• [What is expected] Some lines of these records may hold the word "font"; state how many, using only the number.

Recorded information Block Start

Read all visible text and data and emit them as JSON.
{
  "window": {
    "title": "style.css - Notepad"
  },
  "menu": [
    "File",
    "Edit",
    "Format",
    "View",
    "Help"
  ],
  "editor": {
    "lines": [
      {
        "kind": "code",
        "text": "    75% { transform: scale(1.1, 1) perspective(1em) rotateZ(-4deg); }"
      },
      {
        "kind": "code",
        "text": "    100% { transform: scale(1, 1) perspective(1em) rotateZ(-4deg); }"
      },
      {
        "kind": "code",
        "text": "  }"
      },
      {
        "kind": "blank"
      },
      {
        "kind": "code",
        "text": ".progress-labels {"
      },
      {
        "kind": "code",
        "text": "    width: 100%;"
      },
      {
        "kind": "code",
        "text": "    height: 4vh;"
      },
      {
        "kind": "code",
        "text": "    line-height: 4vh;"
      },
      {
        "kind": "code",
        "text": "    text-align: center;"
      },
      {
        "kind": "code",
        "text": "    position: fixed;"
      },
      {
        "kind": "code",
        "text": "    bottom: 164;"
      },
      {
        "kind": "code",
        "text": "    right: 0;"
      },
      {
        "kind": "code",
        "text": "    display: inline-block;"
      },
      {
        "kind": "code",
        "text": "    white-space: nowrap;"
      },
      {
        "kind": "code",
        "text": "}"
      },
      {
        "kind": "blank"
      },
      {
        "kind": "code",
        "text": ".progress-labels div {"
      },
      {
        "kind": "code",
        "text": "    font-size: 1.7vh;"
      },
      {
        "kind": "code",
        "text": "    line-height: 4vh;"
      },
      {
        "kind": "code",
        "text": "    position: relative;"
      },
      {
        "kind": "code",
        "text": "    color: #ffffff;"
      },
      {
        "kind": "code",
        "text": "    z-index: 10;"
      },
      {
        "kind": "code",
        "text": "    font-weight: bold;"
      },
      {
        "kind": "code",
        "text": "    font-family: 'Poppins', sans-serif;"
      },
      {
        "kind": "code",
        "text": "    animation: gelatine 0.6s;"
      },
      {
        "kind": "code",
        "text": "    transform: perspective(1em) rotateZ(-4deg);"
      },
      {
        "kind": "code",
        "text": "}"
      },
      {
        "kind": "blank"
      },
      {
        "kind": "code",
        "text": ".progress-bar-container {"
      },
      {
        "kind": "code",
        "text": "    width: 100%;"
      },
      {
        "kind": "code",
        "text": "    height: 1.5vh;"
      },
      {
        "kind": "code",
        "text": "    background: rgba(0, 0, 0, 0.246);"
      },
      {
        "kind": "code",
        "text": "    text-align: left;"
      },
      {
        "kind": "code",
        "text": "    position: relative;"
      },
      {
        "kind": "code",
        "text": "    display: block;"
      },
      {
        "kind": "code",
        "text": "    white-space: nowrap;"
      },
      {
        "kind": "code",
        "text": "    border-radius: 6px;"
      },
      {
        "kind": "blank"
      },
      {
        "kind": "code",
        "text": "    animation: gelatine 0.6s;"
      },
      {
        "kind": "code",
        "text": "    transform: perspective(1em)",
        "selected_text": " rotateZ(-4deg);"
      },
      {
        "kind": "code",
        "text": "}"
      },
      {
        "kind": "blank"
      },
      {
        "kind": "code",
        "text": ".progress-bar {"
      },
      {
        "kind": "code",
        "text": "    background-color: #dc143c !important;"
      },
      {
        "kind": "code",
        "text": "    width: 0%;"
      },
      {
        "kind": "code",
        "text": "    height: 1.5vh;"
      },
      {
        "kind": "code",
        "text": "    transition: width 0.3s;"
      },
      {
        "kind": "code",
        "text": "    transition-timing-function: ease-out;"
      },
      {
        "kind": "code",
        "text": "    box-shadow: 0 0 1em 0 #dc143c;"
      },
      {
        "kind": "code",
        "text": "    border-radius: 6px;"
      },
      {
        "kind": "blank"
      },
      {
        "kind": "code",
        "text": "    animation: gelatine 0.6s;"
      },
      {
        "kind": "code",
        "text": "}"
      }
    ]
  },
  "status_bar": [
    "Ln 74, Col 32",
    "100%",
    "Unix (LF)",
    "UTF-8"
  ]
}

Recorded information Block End

• [Written reply] 3